“The beat!” Boom. “The beat!” Boom. “The beat!” Boom.
A haunted chorus of animalistic females chant only two words, then drop to the ground in unison out of love, fear and utter devotion for their god. These wild women—the Bacchae—are possessed by the irresistibly exciting, dangerously bipolar son of Zeus, Dionysus.
These women give name to the ancient Greek tragedy that the department of performing and visual arts has taken on. Euripides’ The Bacchae dates back to 405 B.C., but in its journey through time from Greece to the Edith Mortenson Center Theatre, this mythological play has been visually modernized while holding true to its ancient storyline.
As the story goes, Dionysus, played by senior Josh Thies, is the god of ecstasy, fertility and wine, but has taken the form of a human. His cousin, King Pentheus, performed by junior Matt Stoffel, refuses to let the people of Thebes worship him, pushing an enraged Dionysus to use his charismatic and divine powers to punish Pentheus.
Augustana’s director of theatre Jayna Fitzsimmons is pleased to be directing The Bacchae, especially since a Greek tragedy hasn’t been done on campus for approximately 10 years.

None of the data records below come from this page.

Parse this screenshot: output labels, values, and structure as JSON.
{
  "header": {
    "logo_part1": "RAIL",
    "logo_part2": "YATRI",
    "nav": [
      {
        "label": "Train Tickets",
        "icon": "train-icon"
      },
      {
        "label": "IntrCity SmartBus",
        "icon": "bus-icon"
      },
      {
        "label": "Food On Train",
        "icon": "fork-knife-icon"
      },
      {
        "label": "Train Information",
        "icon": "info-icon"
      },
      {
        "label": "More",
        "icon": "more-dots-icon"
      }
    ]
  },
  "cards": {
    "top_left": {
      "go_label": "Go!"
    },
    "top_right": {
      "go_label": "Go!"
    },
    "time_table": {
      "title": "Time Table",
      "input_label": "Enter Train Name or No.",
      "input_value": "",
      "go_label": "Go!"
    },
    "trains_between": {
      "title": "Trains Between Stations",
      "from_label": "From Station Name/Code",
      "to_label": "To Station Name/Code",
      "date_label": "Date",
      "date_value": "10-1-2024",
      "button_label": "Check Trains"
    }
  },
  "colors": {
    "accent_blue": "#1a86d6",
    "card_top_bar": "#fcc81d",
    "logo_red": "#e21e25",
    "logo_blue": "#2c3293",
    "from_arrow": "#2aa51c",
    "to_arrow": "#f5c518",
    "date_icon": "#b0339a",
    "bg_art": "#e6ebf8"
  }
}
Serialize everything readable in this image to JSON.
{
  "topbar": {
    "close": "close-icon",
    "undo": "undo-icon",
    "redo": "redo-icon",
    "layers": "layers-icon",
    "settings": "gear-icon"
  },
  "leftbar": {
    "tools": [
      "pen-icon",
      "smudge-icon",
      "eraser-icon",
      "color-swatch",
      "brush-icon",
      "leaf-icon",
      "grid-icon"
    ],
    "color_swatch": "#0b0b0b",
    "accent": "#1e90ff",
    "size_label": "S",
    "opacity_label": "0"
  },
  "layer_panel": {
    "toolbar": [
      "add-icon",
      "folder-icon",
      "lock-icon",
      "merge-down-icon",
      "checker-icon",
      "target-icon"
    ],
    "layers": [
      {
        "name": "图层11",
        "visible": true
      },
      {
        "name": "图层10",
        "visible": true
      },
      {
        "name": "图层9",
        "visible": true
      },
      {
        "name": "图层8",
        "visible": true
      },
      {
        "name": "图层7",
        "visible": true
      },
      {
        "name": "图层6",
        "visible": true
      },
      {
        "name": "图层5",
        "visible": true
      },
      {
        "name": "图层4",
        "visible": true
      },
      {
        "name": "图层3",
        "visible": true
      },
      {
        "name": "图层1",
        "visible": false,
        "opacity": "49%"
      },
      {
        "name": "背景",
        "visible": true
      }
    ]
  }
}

“I’ve wanted to work with this piece for a long time, and with the talents of the students we have now, it seemed like the right time to do it,” Fitzsimmons said.
Preparing for this play was exciting, but by no means easy. Thies said that aside from memorizing long monologues, the most difficult part of playing Dionysus was mastering such an intense personality.
“Dionysus is either super happy or super angry,” Thies said.
The Bacchae women show their devotion to Dionysus through their chilling chants, crazed expressions and wild body movements. To reach this detached and animalistic state, the actresses had to leave their humanity behind. They envisioned themselves each as a different animal.
Junior Christina Olson became a snake; junior Katelynn Kenney took on the mindset of a lion. “I love the animalistic nature of the Bacchae,” Olson said.
Olson was pleased with the way the Bacchae were able to convey visual excitement by simply moving their bodies in strange ways.
In one scene, the earth convulses due to the wrath of Dionysus. To portray this, the actresses shook violently on the floor. “We made an earthquake come to life with just our bodies,” Olson said.
Through the haunted Bacchae, the overall “beat” of the piece is created.
“Rhythm is so important to this play and the Greek style in general,” Fitzsimmons said. “In this translation, the phrase ‘the beat’ is repeated over and over when we [see the] transformation [of the] women of Thebes into the Bacchae, when their individuality is stripped away.”
To make this ancient piece original, it was decided that the costumes and setting would be contemporary.
“This production is unique because a text like this is, to some extent, open to interpretation,” Fitzsimmons said. “The decision [to make it contemporary] was made in order to bring the action of the play into the present moment, the here and now.”
The modern costumes enhance The Bacchae’s present-day importance.
“Our costume designer, Jennifer Shouse-Klassen…has a particular passion for early Greek and Roman costume,” Fitzsimmons said. “She’s found exciting ways to subtly nod to those time periods even though the costumes are contemporary.”
Thies described the costumes further: “They’re dark but professional with a wild, dirty side,” he said. It fits in well with the “mesmerizing creepiness” which characterized his scenes.
“The Bacchae is one of the more violent, dark plays we’ve done in awhile,” Thies said. “But in the end, it’s essentially about enjoying life. I hope that’s what the audience gets out of it.”
Family betrayal, power struggles between deities and kings, a body ripped to pieces by a pack of wild women, and an unforgettable ending with a powerful message—this is what The Bacchae’s beat is all about. In the words of Thies, it’s dark and it’s dirty. But in the words of Dionysus, “darkness has dignity.”
The Bacchae will be held in the Edith Mortenson Center Theatre Feb. 27-March 3. Student tickets are free with an Augie ID.